Elvis Weekend will officially kick off in Memphis this Saturday. Originally, I planned to sit down and pen a piece about the legendary king of rock and roll. Then, the unexpected happened. The passing of yet another music legend, singer and guitar player extraordinaire Glen Campbell, occurred Tuesday. So, I shifted gears and changed course.

Elvis Weekend will officially kick off in Memphis this Saturday. Originally, I planned to sit down and pen a piece about the legendary king of rock and roll. Then, the unexpected happened. The passing of yet another music legend, singer and guitar player extraordinaire Glen Campbell, occurred Tuesday. So, I shifted gears and changed course.

Frankly, I have more fond memories of Glen than I do Elvis. I was a tad young when “The King” was at the peak of his popularity. He belonged more to my brother's generation, who is a full six years older than me. Maybe we'll talk about Elvis next week.

I don't exactly remember when I actually became a Glen Campbell fan. Probably after his TV variety hour became a Sunday night staple in our living room. I was also fascinated by the fact that he was the product of Delight, Arkansas.
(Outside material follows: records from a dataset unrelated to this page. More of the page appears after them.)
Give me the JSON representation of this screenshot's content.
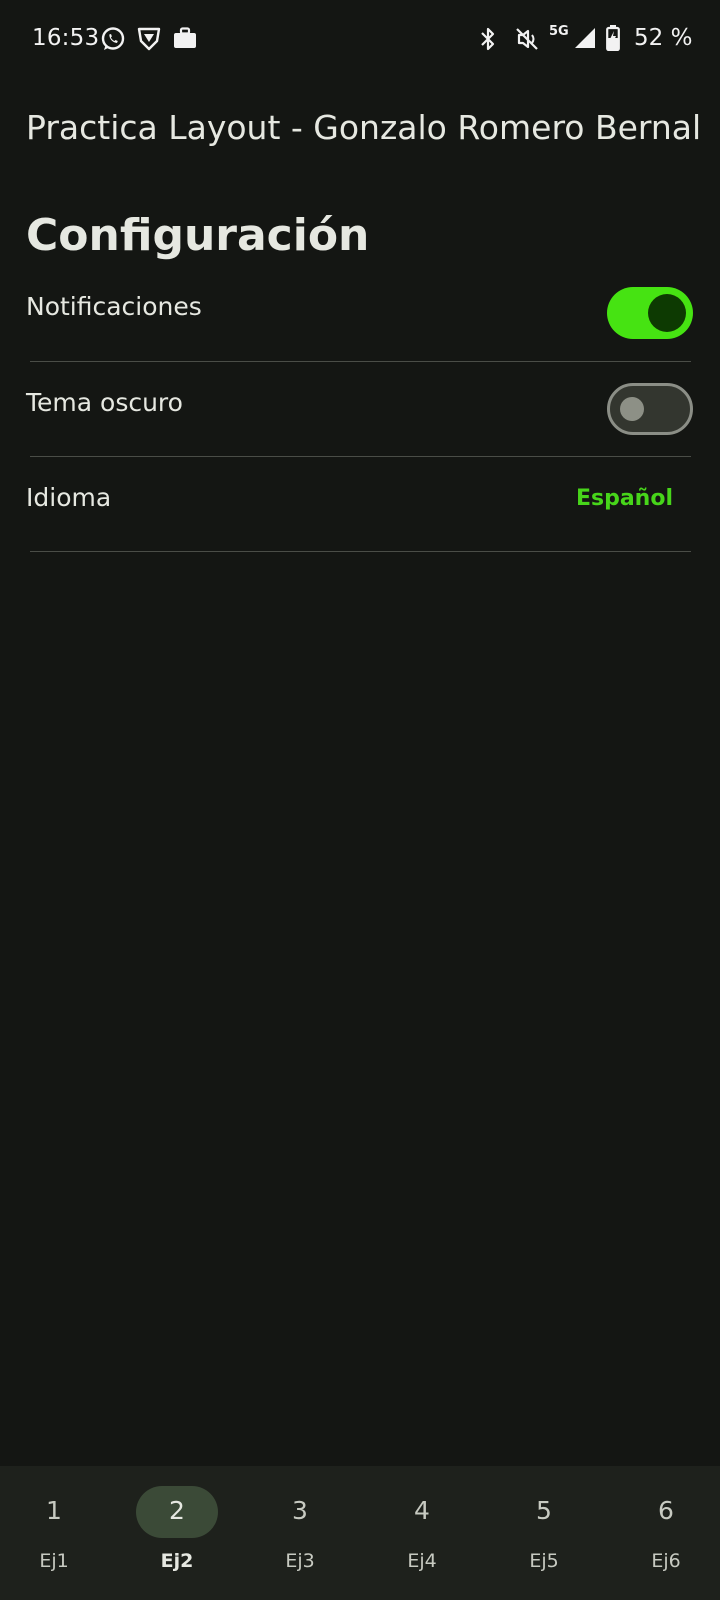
{
  "status_bar": {
    "time": "16:53",
    "left_icons": [
      "whatsapp-icon",
      "vpn-shield-icon",
      "briefcase-icon"
    ],
    "right_icons": [
      "bluetooth-icon",
      "vibrate-off-icon",
      "5g-signal-icon",
      "battery-charging-icon"
    ],
    "network": "5G",
    "battery": "52 %"
  },
  "app": {
    "title": "Practica Layout - Gonzalo Romero Bernal"
  },
  "settings": {
    "heading": "Configuración",
    "notifications": {
      "label": "Notificaciones",
      "enabled": true
    },
    "dark_theme": {
      "label": "Tema oscuro",
      "enabled": false
    },
    "language": {
      "label": "Idioma",
      "value": "Español"
    }
  },
  "bottom_nav": {
    "items": [
      {
        "icon_text": "1",
        "label": "Ej1",
        "active": false
      },
      {
        "icon_text": "2",
        "label": "Ej2",
        "active": true
      },
      {
        "icon_text": "3",
        "label": "Ej3",
        "active": false
      },
      {
        "icon_text": "4",
        "label": "Ej4",
        "active": false
      },
      {
        "icon_text": "5",
        "label": "Ej5",
        "active": false
      },
      {
        "icon_text": "6",
        "label": "Ej6",
        "active": false
      }
    ]
  },
  "colors": {
    "background": "#141613",
    "accent": "#46e312",
    "accent_text": "#47d51a",
    "nav_background": "#1e211c",
    "nav_active_pill": "#3b4a37"
  }
}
I primarily watched the show because in those days Dad had control of the set and wouldn't let me watch Bonanza. However, I got interested because his guests included some of my generation of musicians and rock performers such as Linda Rondstadt, The Monkees, Neil Diamond, Three Dog Night, Stevie Wonder and a video clip of The Beatles. I was sold.
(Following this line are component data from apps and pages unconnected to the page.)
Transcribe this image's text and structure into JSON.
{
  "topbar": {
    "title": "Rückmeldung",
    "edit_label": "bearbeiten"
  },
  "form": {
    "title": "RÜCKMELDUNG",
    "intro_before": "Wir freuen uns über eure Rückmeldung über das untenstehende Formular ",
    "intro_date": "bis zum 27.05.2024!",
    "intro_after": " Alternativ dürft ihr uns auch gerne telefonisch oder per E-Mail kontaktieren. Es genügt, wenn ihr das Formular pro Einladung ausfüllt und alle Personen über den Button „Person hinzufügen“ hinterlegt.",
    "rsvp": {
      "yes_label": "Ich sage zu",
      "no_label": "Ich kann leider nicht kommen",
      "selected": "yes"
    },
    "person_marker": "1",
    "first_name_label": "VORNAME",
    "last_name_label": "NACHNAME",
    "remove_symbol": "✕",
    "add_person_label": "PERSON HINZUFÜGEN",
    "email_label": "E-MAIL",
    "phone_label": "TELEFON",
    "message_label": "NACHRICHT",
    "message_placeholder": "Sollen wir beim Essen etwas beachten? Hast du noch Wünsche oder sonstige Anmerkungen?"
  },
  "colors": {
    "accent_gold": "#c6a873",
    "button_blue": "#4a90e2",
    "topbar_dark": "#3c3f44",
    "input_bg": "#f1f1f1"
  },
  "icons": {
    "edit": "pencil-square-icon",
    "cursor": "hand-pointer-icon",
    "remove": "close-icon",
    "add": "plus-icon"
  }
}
Naturally, during the course of the program you simply couldn't help but get hooked on Campbell's performances both as a vocalist and a guitarist. Soon, I was buying Mr. Campbell's LPs including “Gentle on My Mind” and “Wichita Lineman.”

It was difficult to put Glen in any particular musical category. He was equally adept at playing pop, rock or country and his songs scored on all of the charts. Outside Patsy Cline, he was probably among the pioneers as a crossover artist. County and pop fans alike bought “Gentle on My Mind” as well as “By the Time I Get to Phoenix,” and “Wichita Lineman.”

Some of his songs such as “Try a Little Kindness” and “Galveston” dealt with social relevance – the later dealing with the controversial Vietnam War.

Before he became a popular entertainer in his own right, Glen was a very in-demand session musician. As a member of the famous Wrecking Crew, he played guitar for such artists as Frank Sinatra and Dean Martin. Before The Monkees were permitted to perform on their albums Glen played lead guitar on a number of their tunes. He also spent a summer touring as a Beach Boy and performed on some of that famous band's recordings.

He had a distinctive guitar sound but nothing he played ever sounded like a repeat of a previous performance.

My mom and my next-door mom were both huge Glen Campbell fans. Way back in the late 60s we were able to get tickets to his performance at the Mid-South Coliseum in Memphis. It was a Sunday afternoon concert scheduled for about 2 p.m. Around 2:30 p.m. it was announced that Glen had not yet arrived. So the group that was scheduled to be his backup band began to play. The audience got a little restless.

It was probably 3:30 or 4 p.m. before Glen arrived but the show went on. A gracious Glen Campbell apologized several times but did not shorten his performance. Blessed with a great sense of humor, one of his guitar strings abruptly broke while tuning for his next song.

“Oops, I broke my G-string,” he quipped, promptly replaced it and proceeded to play the next tune.

It was almost 20 years later before I saw Glen perform live again. This time it was the rodeo arena in Fort Smith. He was on the same card with Kenny Rogers. The highlight of the evening was Glen performing a solo of the hymn “Amazing Grace” on the bagpipes.

A product of a hard-working, Depression-era Arkansas farm family, Glen Campbell was truly gifted and talented man. His legacy will forever live on in CDs. His music will never be forgotten.

Here's to you “Rhinestone Cowboy.”